God’s generosity and man’s ingratitude

God’s generosity and man’s ingratitude

Twenty-Seventh Sunday of Year A (Matt 21:33-43)
October 8, 2017

By Fr. Sal Putzu, SDB

TODAY’S theme is a dramatic contrast between God’s caring love and trust, and man’s disappointing performance (First Reading), or even betrayal (Gospel). It applies to Israel, God’s first choice vineyard, and its leaders, the unfaithful tenants. But it applies also—as a warning—to the Church (the new choice vineyard), and to all of us.

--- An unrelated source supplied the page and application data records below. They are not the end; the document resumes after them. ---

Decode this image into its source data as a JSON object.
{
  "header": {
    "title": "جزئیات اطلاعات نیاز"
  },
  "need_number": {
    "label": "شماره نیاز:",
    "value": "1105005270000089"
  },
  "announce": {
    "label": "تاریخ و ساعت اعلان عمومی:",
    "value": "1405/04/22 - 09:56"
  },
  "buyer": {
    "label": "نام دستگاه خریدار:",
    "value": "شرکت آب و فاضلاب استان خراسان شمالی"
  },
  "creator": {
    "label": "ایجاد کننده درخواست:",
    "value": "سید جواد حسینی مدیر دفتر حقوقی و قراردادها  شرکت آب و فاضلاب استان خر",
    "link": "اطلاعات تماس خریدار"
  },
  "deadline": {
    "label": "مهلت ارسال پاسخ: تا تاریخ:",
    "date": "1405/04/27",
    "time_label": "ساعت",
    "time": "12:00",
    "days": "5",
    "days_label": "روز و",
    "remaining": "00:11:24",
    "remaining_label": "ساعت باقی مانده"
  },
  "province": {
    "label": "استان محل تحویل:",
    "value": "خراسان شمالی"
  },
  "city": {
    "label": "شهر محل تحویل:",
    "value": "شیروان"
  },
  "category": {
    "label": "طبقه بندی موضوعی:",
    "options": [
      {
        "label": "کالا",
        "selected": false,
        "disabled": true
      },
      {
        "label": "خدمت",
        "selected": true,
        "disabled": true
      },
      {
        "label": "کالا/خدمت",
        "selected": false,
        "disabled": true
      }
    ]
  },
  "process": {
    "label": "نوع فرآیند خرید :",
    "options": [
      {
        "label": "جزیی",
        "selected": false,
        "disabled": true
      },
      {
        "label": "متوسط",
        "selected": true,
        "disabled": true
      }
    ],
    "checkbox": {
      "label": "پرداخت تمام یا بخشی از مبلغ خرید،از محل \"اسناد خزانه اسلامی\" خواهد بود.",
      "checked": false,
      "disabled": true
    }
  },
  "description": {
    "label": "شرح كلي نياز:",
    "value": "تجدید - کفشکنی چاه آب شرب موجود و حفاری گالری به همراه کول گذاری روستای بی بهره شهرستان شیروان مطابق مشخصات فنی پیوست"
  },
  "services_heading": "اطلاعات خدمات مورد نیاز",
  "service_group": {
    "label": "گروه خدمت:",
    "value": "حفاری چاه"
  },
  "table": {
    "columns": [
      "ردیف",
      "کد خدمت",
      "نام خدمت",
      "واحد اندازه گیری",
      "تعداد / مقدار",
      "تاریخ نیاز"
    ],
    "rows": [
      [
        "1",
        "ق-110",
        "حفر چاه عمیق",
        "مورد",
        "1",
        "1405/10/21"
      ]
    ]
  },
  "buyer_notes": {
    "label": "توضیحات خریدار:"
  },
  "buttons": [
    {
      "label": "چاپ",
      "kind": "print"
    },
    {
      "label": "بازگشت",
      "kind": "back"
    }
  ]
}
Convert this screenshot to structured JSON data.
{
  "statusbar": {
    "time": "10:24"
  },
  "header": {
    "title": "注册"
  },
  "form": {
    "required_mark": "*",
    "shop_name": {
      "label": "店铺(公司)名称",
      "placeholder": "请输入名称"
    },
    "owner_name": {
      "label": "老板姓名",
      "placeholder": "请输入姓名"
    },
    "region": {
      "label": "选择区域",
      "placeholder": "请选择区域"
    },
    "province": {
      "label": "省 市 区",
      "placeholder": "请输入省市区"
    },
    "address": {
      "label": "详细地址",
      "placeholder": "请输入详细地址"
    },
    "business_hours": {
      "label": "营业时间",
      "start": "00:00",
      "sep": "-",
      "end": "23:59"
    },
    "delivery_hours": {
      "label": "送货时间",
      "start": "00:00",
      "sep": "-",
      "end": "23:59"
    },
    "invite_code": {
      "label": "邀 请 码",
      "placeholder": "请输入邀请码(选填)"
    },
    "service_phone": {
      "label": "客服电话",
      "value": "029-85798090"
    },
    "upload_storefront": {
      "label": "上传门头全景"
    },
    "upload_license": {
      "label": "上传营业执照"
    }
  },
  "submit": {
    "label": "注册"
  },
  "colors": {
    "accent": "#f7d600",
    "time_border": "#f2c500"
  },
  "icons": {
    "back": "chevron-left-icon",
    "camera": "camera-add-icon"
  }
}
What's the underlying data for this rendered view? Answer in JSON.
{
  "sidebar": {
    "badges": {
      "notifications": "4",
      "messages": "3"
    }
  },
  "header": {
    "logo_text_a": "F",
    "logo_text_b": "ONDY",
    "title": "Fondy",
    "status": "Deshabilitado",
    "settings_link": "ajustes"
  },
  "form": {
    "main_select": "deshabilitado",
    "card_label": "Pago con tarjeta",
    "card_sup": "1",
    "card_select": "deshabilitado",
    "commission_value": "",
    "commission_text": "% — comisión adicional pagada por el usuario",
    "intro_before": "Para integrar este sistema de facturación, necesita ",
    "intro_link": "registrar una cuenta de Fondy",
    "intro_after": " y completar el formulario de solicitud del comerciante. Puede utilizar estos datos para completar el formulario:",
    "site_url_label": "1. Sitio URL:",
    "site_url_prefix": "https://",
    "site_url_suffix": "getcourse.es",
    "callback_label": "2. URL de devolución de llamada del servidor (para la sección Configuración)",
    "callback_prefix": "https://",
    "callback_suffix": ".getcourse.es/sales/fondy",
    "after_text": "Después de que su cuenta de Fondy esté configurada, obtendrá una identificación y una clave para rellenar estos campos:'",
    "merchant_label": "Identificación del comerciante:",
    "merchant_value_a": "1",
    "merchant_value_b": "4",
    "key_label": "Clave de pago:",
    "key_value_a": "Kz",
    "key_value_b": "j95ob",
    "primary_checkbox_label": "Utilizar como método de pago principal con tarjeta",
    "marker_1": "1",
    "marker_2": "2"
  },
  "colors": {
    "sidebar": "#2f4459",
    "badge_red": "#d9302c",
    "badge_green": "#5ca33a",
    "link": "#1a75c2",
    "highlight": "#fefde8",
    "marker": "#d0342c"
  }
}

The Chosen People had been blessed by God in so many ways, so many times, in preference to others, more deserving ones. Yet, as many times they had failed to show gratitude for such “preferential treatment.” They had failed to give their greatest Benefactor and Protector the response He deserved. Worst of all, the people of Israel missed their greatest chance ever: the chance to welcome and honor their Lord and Savior in the Messiah, who had been sent by the Father in fulfillment of His promises. That tragic “blindness” of their hearts drew tears from the merciful eyes of Jesus. (See Lk 19:41.)

Today’s theme is a reminder and a warning addressed to the whole Church of today. It is a reminder of the immense loving care God has had for her over the centuries, from the beginning up to our days. Such a unique “preferential treatment” demands an adequate response—a response that has sometimes been wanting. It is, likewise, a warning not to repeat the disappointing performance of Israel and its leaders.

It is also a reminder and a warning addressed to us as a Christian nation, as a community and individuals specially blessed by the Lord. All of us in fact, both as a community of believers, and each of us as individuals, have been the object of God’s generous love and trust. We are the Lord’s vineyard. All of us are stewards for whom God has done so much: people to whom He has entrusted a lot and from whom He expects abundant fruits. He has trusted us so much. He has forgiven us so many times . . . .

And yet, where are we now? How have we responded to God’s generous and gratuitous love, His trust, His forgiveness for us as a nation, as a community and as individuals? . . . Everything has a limit. Even God’s patience. The two parables in today’s First and Third Readings remind us about this truth and invite us to act accordingly.